they were sliding across the floor/down the banisters → se deslizaban por el suelo/por la barandilla
the drawer slides in and out easily → el cajón se abre y se cierra suavemente
the lift doors slid open → las puertas del ascensor se abrieron
I slid into/out of bed → me metí en/me levanté de la cama sigilosamente
she slid into her seat → se dejó deslizar en su asiento
a tear slid down his cheek → una lágrima se deslizó por su mejilla
the book slid off my knee → el libro se me resbaló de la rodilla
to let things slide → dejar que las cosas se vengan abajo
these last few months he's let everything slide → estos últimos meses se ha desentendido de todo
she slid a hand along his arm → le deslizó una mano por el brazo
he slid the plate across the table → hizo deslizar el plato al otro lado de la mesa
she slid the door open → corrió la puerta para abrirla
she slid the key into the keyhole → deslizó la llave en el ojo de la cerradura
to go on the slide → faire du toboggan
Do you want to go on the slide? → Tu veux faire du toboggan?
slidevb: pret, ptp <slid>
slide[slaɪd] (slid (vb: pt, pp))
the slide in share prices → la caduta del prezzo delle azioni
these drawers slide in and out easily → questi cassetti scorrono bene
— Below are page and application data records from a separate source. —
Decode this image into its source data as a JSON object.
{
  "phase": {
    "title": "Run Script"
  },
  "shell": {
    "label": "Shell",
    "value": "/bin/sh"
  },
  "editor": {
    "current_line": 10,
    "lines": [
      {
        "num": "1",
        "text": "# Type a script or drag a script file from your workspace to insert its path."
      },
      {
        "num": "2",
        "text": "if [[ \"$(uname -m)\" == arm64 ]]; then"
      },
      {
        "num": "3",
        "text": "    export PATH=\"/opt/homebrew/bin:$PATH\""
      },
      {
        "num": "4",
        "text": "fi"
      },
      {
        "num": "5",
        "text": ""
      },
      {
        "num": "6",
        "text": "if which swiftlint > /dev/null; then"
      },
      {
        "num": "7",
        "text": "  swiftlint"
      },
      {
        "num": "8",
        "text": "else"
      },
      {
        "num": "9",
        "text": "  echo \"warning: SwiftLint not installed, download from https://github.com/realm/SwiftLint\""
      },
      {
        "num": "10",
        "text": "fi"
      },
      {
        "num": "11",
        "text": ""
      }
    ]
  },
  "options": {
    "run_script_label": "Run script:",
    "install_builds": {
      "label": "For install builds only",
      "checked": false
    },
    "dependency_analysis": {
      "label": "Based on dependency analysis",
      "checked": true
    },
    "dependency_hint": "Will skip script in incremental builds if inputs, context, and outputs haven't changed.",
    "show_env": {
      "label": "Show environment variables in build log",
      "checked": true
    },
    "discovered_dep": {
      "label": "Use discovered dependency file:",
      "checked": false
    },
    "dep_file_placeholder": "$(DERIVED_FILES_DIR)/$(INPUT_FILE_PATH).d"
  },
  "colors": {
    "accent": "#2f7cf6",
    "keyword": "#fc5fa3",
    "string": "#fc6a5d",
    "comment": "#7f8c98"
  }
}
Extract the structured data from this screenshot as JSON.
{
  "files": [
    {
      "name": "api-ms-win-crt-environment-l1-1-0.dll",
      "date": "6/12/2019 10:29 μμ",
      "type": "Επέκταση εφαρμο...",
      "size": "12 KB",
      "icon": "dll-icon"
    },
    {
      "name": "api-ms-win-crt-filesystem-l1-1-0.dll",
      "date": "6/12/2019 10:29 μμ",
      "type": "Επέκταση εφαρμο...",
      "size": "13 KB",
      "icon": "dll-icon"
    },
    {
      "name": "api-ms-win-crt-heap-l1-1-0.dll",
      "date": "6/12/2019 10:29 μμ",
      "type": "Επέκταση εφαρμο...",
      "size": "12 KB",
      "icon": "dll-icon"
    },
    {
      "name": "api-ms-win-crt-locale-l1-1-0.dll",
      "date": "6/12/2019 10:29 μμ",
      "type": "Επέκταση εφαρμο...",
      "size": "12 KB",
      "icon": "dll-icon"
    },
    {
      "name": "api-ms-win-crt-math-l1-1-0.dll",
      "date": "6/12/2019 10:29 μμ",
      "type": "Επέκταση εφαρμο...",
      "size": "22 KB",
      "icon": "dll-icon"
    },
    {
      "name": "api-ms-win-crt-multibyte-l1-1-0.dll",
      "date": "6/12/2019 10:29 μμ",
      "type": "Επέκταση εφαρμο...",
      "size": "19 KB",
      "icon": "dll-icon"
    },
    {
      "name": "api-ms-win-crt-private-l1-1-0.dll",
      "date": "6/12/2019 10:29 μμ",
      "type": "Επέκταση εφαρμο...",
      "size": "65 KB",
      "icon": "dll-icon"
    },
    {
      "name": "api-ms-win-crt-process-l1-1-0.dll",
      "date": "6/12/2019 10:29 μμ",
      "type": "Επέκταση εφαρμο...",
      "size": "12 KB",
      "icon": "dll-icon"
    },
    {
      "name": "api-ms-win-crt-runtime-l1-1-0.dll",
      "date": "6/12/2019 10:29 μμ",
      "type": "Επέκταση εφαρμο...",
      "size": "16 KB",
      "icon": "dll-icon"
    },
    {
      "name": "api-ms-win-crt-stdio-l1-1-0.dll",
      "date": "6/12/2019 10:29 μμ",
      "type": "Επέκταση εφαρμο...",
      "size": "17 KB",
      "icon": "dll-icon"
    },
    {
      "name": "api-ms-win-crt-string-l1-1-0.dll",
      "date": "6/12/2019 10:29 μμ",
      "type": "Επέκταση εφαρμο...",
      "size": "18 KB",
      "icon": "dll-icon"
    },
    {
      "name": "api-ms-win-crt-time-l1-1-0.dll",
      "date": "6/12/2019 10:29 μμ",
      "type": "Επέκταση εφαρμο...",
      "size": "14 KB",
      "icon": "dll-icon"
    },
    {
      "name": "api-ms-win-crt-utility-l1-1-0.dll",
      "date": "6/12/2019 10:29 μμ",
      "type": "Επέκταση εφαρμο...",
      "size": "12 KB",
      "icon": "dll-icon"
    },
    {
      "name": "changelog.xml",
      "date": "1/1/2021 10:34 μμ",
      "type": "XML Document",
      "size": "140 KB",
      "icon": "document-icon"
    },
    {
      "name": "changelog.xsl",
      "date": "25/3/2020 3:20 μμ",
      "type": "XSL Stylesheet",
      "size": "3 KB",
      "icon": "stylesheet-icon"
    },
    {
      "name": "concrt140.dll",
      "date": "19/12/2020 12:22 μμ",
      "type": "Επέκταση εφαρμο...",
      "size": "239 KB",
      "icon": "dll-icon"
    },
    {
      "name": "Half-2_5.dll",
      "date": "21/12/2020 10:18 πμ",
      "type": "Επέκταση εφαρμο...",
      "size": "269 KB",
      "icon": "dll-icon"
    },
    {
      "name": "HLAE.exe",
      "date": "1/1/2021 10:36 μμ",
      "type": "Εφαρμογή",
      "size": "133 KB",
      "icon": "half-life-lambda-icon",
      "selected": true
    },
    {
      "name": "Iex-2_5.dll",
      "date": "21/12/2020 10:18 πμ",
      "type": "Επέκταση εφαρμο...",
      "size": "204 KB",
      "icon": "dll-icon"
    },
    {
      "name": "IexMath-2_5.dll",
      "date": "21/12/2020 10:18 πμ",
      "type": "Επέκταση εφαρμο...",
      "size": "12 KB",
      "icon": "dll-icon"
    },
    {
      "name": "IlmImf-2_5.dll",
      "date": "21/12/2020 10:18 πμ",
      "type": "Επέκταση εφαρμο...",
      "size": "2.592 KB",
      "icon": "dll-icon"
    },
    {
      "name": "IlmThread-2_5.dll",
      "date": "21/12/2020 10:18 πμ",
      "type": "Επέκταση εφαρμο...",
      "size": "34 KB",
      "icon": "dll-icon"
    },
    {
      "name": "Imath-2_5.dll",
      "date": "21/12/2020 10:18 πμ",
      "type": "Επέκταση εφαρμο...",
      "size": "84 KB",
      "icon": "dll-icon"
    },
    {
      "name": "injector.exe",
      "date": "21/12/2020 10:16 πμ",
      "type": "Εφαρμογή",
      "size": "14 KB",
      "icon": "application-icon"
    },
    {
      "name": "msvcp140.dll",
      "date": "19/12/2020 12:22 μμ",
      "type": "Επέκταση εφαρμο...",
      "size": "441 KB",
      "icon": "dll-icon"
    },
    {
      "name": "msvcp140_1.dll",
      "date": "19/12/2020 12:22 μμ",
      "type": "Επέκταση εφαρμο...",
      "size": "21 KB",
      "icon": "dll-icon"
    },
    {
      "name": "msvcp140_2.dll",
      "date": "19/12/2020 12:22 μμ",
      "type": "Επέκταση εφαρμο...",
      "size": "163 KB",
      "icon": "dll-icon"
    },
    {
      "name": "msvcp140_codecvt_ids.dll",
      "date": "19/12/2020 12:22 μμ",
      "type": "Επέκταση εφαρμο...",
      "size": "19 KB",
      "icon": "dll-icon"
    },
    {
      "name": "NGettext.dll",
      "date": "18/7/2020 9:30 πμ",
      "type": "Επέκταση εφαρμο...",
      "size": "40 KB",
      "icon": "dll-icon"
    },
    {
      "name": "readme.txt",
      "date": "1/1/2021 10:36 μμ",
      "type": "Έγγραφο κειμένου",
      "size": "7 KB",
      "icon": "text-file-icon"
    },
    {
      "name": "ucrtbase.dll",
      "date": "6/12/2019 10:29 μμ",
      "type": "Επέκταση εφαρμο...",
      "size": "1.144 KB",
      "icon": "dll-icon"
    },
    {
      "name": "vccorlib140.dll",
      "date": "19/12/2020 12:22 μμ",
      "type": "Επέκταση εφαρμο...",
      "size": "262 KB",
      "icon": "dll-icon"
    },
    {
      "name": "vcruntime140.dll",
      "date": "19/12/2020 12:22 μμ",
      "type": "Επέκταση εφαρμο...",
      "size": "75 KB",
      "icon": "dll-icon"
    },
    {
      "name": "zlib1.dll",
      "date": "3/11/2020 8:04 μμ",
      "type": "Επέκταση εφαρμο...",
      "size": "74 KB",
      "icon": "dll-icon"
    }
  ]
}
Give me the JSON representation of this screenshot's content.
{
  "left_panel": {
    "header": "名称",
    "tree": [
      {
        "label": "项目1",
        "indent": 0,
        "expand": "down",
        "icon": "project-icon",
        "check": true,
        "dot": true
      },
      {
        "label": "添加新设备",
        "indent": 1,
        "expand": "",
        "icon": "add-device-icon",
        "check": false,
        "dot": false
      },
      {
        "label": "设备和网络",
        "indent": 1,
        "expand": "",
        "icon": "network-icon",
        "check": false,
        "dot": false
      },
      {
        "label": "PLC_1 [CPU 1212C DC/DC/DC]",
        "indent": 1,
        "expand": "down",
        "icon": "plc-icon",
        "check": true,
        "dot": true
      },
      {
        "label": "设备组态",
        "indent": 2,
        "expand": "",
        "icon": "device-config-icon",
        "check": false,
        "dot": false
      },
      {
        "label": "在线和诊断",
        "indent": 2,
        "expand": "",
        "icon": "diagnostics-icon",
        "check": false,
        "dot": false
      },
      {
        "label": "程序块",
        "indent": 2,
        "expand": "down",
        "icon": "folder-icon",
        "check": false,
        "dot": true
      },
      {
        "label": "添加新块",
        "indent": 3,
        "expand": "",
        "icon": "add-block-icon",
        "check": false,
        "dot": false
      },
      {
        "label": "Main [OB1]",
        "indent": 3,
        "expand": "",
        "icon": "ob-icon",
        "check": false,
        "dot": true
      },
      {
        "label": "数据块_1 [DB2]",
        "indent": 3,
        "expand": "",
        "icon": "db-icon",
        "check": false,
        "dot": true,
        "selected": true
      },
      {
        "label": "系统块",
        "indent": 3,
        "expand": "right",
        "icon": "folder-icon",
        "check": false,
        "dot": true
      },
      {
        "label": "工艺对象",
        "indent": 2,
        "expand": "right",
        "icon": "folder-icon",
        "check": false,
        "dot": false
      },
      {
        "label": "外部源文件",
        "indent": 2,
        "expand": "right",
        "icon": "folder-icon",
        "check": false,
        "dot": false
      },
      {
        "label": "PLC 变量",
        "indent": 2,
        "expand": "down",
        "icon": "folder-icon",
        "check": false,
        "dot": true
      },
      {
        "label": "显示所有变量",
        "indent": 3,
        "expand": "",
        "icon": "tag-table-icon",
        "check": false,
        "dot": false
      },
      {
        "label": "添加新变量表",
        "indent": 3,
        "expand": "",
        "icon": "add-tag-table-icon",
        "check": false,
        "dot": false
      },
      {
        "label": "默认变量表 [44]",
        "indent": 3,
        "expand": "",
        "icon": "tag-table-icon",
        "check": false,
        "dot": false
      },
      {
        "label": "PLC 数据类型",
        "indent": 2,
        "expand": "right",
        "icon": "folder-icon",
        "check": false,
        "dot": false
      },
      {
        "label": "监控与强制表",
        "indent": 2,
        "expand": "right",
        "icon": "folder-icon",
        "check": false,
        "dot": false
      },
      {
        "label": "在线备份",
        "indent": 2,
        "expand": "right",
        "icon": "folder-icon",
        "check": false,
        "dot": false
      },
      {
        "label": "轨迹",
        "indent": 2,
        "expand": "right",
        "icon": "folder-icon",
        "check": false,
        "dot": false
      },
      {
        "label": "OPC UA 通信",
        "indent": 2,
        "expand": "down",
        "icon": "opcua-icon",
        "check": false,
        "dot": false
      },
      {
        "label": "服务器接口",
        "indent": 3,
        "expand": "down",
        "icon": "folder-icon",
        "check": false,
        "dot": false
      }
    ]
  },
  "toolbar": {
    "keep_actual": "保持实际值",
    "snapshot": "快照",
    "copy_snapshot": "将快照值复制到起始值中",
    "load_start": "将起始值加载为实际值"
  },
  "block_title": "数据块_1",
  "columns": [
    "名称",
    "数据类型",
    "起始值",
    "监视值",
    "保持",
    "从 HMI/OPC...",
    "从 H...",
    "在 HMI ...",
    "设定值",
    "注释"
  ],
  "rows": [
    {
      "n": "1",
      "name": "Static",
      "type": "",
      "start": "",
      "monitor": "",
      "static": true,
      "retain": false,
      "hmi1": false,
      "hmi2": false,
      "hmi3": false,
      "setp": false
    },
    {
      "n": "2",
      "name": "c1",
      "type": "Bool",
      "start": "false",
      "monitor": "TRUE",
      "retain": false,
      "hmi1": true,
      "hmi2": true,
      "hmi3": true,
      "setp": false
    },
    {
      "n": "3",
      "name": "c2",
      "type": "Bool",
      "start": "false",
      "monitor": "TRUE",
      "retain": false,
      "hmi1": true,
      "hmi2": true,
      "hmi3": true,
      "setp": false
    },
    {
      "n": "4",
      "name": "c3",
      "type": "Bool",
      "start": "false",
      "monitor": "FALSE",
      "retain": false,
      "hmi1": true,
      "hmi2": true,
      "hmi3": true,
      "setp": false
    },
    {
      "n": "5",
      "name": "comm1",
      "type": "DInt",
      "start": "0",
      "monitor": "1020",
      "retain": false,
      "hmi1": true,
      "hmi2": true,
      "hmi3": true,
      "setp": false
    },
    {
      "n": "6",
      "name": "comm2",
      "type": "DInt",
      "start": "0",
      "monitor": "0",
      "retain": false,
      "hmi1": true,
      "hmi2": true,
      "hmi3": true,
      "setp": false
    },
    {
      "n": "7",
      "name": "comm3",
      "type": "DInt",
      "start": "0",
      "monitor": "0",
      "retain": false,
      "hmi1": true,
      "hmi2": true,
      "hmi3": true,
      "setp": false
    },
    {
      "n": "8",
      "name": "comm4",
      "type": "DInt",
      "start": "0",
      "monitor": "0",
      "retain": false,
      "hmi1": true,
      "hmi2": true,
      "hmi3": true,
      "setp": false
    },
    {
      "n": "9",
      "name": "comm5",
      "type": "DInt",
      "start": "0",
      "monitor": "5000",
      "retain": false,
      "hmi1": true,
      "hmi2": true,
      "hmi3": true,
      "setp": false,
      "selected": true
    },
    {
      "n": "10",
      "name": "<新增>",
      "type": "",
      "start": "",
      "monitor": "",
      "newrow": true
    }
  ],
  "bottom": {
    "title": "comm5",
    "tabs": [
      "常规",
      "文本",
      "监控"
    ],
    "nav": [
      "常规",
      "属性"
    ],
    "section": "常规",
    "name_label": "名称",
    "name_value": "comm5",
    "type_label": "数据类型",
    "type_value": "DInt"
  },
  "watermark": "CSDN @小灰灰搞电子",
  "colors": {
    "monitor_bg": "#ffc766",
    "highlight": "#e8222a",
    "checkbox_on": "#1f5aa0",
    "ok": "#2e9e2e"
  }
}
to slide down the banisters → scivolare giù per il corrimano
to let things slide (fig) → trascurare tutto